Find all lines in the records that include the word "this", and copy them out.

[Excerpts from an interface dataset]
==============================

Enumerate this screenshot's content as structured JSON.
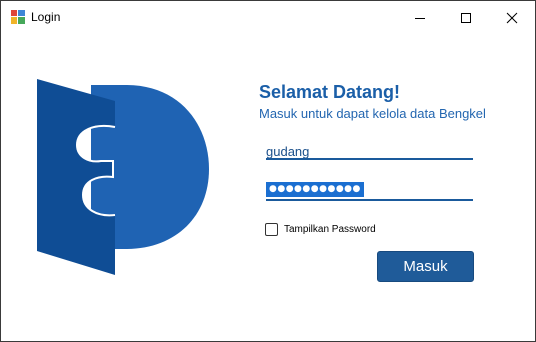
{
  "window": {
    "title": "Login",
    "controls": {
      "minimize_icon": "minimize-icon",
      "maximize_icon": "maximize-icon",
      "close_icon": "close-icon"
    }
  },
  "header": {
    "welcome": "Selamat Datang!",
    "subtitle": "Masuk untuk dapat kelola data Bengkel"
  },
  "form": {
    "username": "gudang",
    "password_mask": "●●●●●●●●●●●",
    "show_password_label": "Tampilkan Password",
    "show_password_checked": false,
    "submit_label": "Masuk"
  },
  "colors": {
    "brand": "#1b5fa8",
    "brand_dark": "#1a5a9c",
    "button": "#1f5b99",
    "selection": "#1b6fd1"
  }
}
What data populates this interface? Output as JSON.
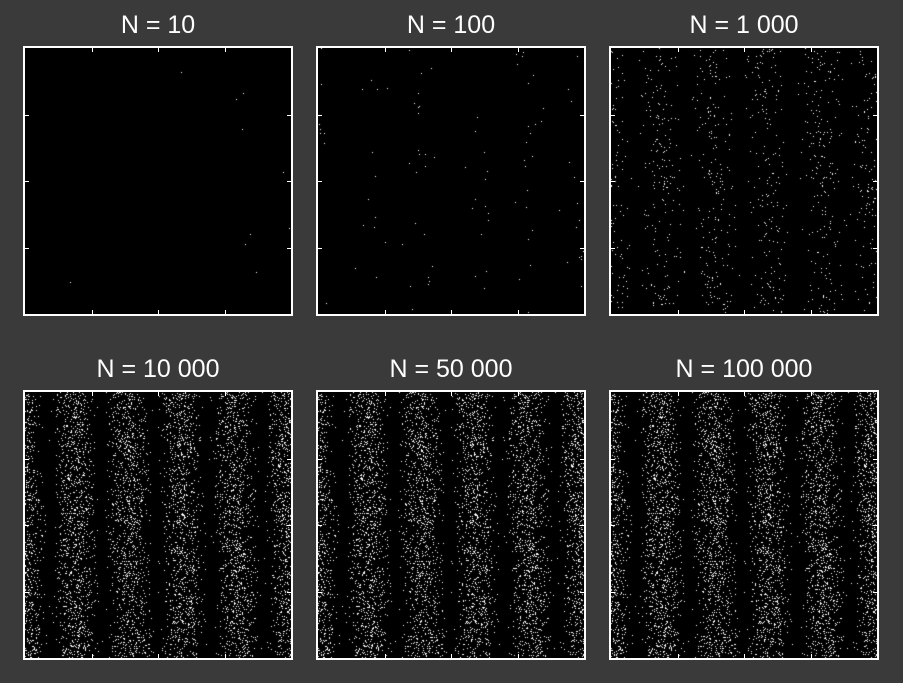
{
  "colors": {
    "background": "#3a3a3a",
    "points": "#ffffff",
    "plot_bg": "#000000",
    "frame": "#ffffff"
  },
  "chart_data": [
    {
      "type": "scatter",
      "title": "N = 10",
      "n": 10,
      "fringes": 5,
      "grid": false,
      "axes_tick_labels": false
    },
    {
      "type": "scatter",
      "title": "N = 100",
      "n": 100,
      "fringes": 5,
      "grid": false,
      "axes_tick_labels": false
    },
    {
      "type": "scatter",
      "title": "N = 1 000",
      "n": 1000,
      "fringes": 5,
      "grid": false,
      "axes_tick_labels": false
    },
    {
      "type": "scatter",
      "title": "N = 10 000",
      "n": 10000,
      "fringes": 5,
      "grid": false,
      "axes_tick_labels": false
    },
    {
      "type": "scatter",
      "title": "N = 50 000",
      "n": 50000,
      "fringes": 5,
      "grid": false,
      "axes_tick_labels": false
    },
    {
      "type": "scatter",
      "title": "N = 100 000",
      "n": 100000,
      "fringes": 5,
      "grid": false,
      "axes_tick_labels": false
    }
  ]
}
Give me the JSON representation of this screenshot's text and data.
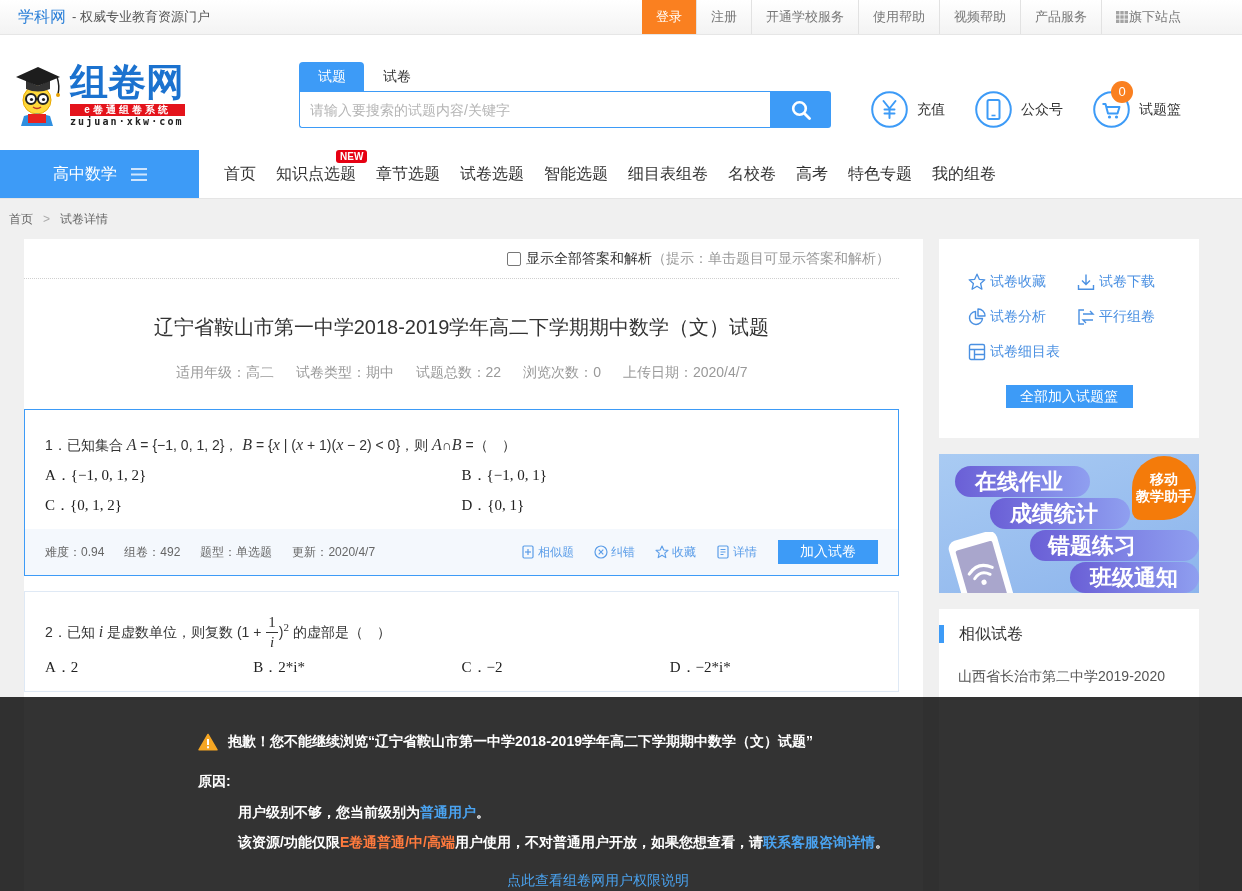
{
  "top_bar": {
    "brand": "学科网",
    "slogan": "- 权威专业教育资源门户",
    "links": [
      {
        "label": "登录",
        "kind": "primary"
      },
      {
        "label": "注册",
        "kind": "plain"
      },
      {
        "label": "开通学校服务",
        "kind": "plain"
      },
      {
        "label": "使用帮助",
        "kind": "plain"
      },
      {
        "label": "视频帮助",
        "kind": "plain"
      },
      {
        "label": "产品服务",
        "kind": "plain"
      },
      {
        "label": "旗下站点",
        "kind": "sites"
      }
    ]
  },
  "header": {
    "logo": {
      "title": "组卷网",
      "tagline": "e卷通组卷系统",
      "domain": "zujuan·xkw·com"
    },
    "search": {
      "tabs": [
        {
          "label": "试题",
          "selected": true
        },
        {
          "label": "试卷",
          "selected": false
        }
      ],
      "placeholder": "请输入要搜索的试题内容/关键字"
    },
    "shortcuts": [
      {
        "label": "充值",
        "kind": "yuan"
      },
      {
        "label": "公众号",
        "kind": "phone"
      },
      {
        "label": "试题篮",
        "kind": "cart",
        "count": "0"
      }
    ]
  },
  "nav": {
    "subject": "高中数学",
    "items": [
      {
        "label": "首页"
      },
      {
        "label": "知识点选题",
        "tag": "NEW"
      },
      {
        "label": "章节选题"
      },
      {
        "label": "试卷选题"
      },
      {
        "label": "智能选题"
      },
      {
        "label": "细目表组卷"
      },
      {
        "label": "名校卷"
      },
      {
        "label": "高考"
      },
      {
        "label": "特色专题"
      },
      {
        "label": "我的组卷"
      }
    ]
  },
  "breadcrumb": {
    "items": [
      "首页",
      "试卷详情"
    ],
    "separator": ">"
  },
  "paper": {
    "show_answers": {
      "label": "显示全部答案和解析",
      "checked": false,
      "hint": "（提示：单击题目可显示答案和解析）"
    },
    "title": "辽宁省鞍山市第一中学2018-2019学年高二下学期期中数学（文）试题",
    "meta": [
      "适用年级：高二",
      "试卷类型：期中",
      "试题总数：22",
      "浏览次数：0",
      "上传日期：2020/4/7"
    ],
    "questions": [
      {
        "selected": true,
        "stem": "1．已知集合 *A* = {−1, 0, 1, 2}，  *B* = {*x* | (*x* + 1)(*x* − 2) < 0}，则 *A*∩*B* =（　）",
        "options": [
          "A．{−1, 0, 1, 2}",
          "B．{−1, 0, 1}",
          "C．{0, 1, 2}",
          "D．{0, 1}"
        ],
        "stats": [
          "难度：0.94",
          "组卷：492",
          "题型：单选题",
          "更新：2020/4/7"
        ],
        "actions": [
          {
            "label": "相似题",
            "kind": "similar"
          },
          {
            "label": "纠错",
            "kind": "report"
          },
          {
            "label": "收藏",
            "kind": "favorite"
          },
          {
            "label": "详情",
            "kind": "detail"
          }
        ],
        "add_button": "加入试卷"
      },
      {
        "selected": false,
        "stem": [
          {
            "kind": "text",
            "text": "2．已知 *i* 是虚数单位，则复数 (1 + "
          },
          {
            "kind": "fraction",
            "numerator": "1",
            "denominator": "i"
          },
          {
            "kind": "text",
            "text": ")$^{2}$ 的虚部是（　）"
          }
        ],
        "options": [
          "A．2",
          "B．2*i*",
          "C．−2",
          "D．−2*i*"
        ]
      }
    ]
  },
  "paper_tools": {
    "actions": [
      {
        "label": "试卷收藏",
        "kind": "star"
      },
      {
        "label": "试卷下载",
        "kind": "download"
      },
      {
        "label": "试卷分析",
        "kind": "analysis"
      },
      {
        "label": "平行组卷",
        "kind": "parallel"
      },
      {
        "label": "试卷细目表",
        "kind": "table"
      }
    ],
    "button": "全部加入试题篮"
  },
  "banner": {
    "bubble": [
      "移动",
      "教学助手"
    ],
    "lines": [
      "在线作业",
      "成绩统计",
      "错题练习",
      "班级通知"
    ]
  },
  "similar": {
    "title": "相似试卷",
    "items": [
      "山西省长治市第二中学2019-2020"
    ]
  },
  "notice": {
    "title": "抱歉！您不能继续浏览“辽宁省鞍山市第一中学2018-2019学年高二下学期期中数学（文）试题”",
    "reason_label": "原因:",
    "reasons": [
      [
        {
          "kind": "text",
          "text": "用户级别不够，您当前级别为"
        },
        {
          "kind": "link",
          "text": "普通用户"
        },
        {
          "kind": "text",
          "text": "。"
        }
      ],
      [
        {
          "kind": "text",
          "text": "该资源/功能仅限"
        },
        {
          "kind": "highlight",
          "text": "E卷通普通/中/高端"
        },
        {
          "kind": "text",
          "text": "用户使用，不对普通用户开放，如果您想查看，请"
        },
        {
          "kind": "link",
          "text": "联系客服咨询详情"
        },
        {
          "kind": "text",
          "text": "。"
        }
      ]
    ],
    "link": "点此查看组卷网用户权限说明"
  }
}
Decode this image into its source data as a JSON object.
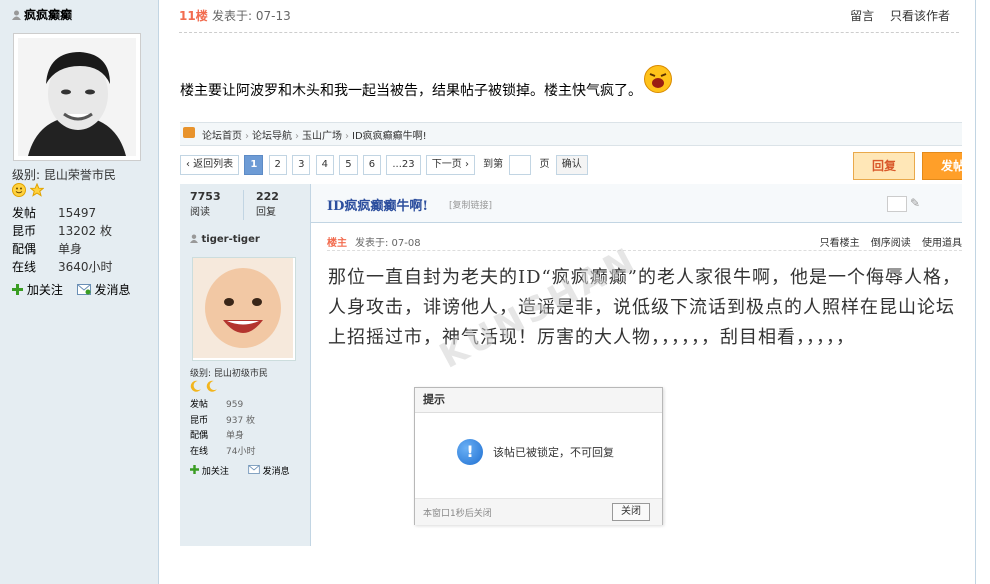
{
  "author": {
    "name": "疯疯癫癫",
    "level": "级别: 昆山荣誉市民",
    "stats": [
      {
        "label": "发帖",
        "value": "15497"
      },
      {
        "label": "昆币",
        "value": "13202 枚"
      },
      {
        "label": "配偶",
        "value": "单身"
      },
      {
        "label": "在线",
        "value": "3640小时"
      }
    ],
    "actions": {
      "follow": "加关注",
      "message": "发消息"
    }
  },
  "post": {
    "floor": "11楼",
    "posted": "发表于: 07-13",
    "links": {
      "reply": "留言",
      "only_author": "只看该作者"
    },
    "text": "楼主要让阿波罗和木头和我一起当被告，结果帖子被锁掉。楼主快气疯了。"
  },
  "shot": {
    "breadcrumb": [
      "论坛首页",
      "论坛导航",
      "玉山广场",
      "ID疯疯癫癫牛啊!"
    ],
    "pager": {
      "back": "‹ 返回列表",
      "pages": [
        "1",
        "2",
        "3",
        "4",
        "5",
        "6",
        "...23"
      ],
      "next": "下一页 ›",
      "goto": "到第",
      "page_unit": "页",
      "confirm": "确认"
    },
    "reply_btn": "回复",
    "post_btn": "发帖",
    "views": {
      "value": "7753",
      "label": "阅读"
    },
    "replies": {
      "value": "222",
      "label": "回复"
    },
    "thread_title": "ID疯疯癫癫牛啊!",
    "copy_link": "[复制链接]",
    "user": {
      "name": "tiger-tiger",
      "level": "级别: 昆山初级市民",
      "stats": [
        {
          "label": "发帖",
          "value": "959"
        },
        {
          "label": "昆币",
          "value": "937 枚"
        },
        {
          "label": "配偶",
          "value": "单身"
        },
        {
          "label": "在线",
          "value": "74小时"
        }
      ],
      "follow": "加关注",
      "message": "发消息"
    },
    "op": {
      "floor": "楼主",
      "posted": "发表于: 07-08",
      "links": [
        "只看楼主",
        "倒序阅读",
        "使用道具"
      ],
      "body": "那位一直自封为老夫的ID“疯疯癫癫”的老人家很牛啊，他是一个侮辱人格，人身攻击，诽谤他人，造谣是非，说低级下流话到极点的人照样在昆山论坛上招摇过市，神气活现！厉害的大人物，，，，，，刮目相看，，，，，"
    },
    "watermark": "KUNSHAN",
    "dialog": {
      "title": "提示",
      "icon": "!",
      "message": "该帖已被锁定，不可回复",
      "countdown": "本窗口1秒后关闭",
      "close": "关闭"
    }
  }
}
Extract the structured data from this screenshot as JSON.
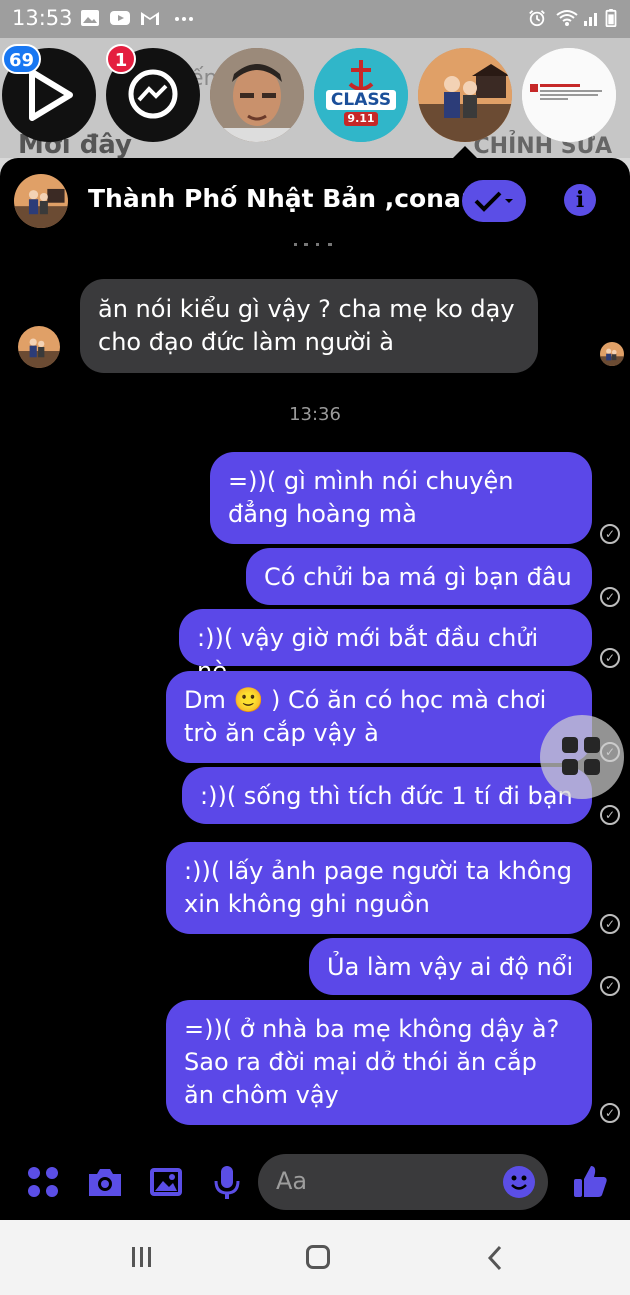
{
  "status_bar": {
    "time": "13:53",
    "left_icons": [
      "gallery-icon",
      "youtube-icon",
      "gmail-icon",
      "more-icon"
    ],
    "right_icons": [
      "alarm-icon",
      "wifi-icon",
      "signal-icon",
      "battery-icon"
    ]
  },
  "backdrop": {
    "title_left": "Mới đây",
    "title_right": "CHỈNH SỬA",
    "snippet": "ến"
  },
  "chat_heads": [
    {
      "name": "video-chat-head",
      "badge": "69",
      "badge_color": "#1877f2"
    },
    {
      "name": "messenger-chat-head",
      "badge": "1",
      "badge_color": "#e41e3f"
    },
    {
      "name": "man-avatar-chat-head"
    },
    {
      "name": "class-logo-chat-head",
      "logo_text": "CLASS",
      "logo_sub": "9.11"
    },
    {
      "name": "conan-chat-head"
    },
    {
      "name": "page-screenshot-chat-head"
    }
  ],
  "conversation": {
    "title": "Thành Phố Nhật Bản ,conan",
    "accent_color": "#5b48e8"
  },
  "messages": {
    "incoming": "ăn nói kiểu gì vậy ? cha mẹ ko dạy cho đạo đức làm người à",
    "timestamp": "13:36",
    "outgoing": [
      "=))( gì mình nói chuyện đẳng hoàng mà",
      "Có chửi ba má gì bạn đâu",
      ":))( vậy giờ mới bắt đầu chửi nè",
      "Dm 🙂 ) Có ăn có học mà chơi trò ăn cắp vậy à",
      ":))( sống thì tích đức 1 tí đi bạn",
      ":))( lấy ảnh page người ta không xin không ghi nguồn",
      "Ủa làm vậy ai độ nổi",
      "=))( ở nhà ba mẹ không dậy à? Sao ra đời mại dở thói ăn cắp ăn chôm vậy"
    ]
  },
  "composer": {
    "placeholder": "Aa"
  }
}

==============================

[SOLUTION]:
Enumerate this screenshot's content as structured JSON.
What data populates this interface? Output as JSON.
Give me the JSON representation of this screenshot's text and data.
Decode this image into its source data as a JSON object.
Extract the structured data from this screenshot as JSON.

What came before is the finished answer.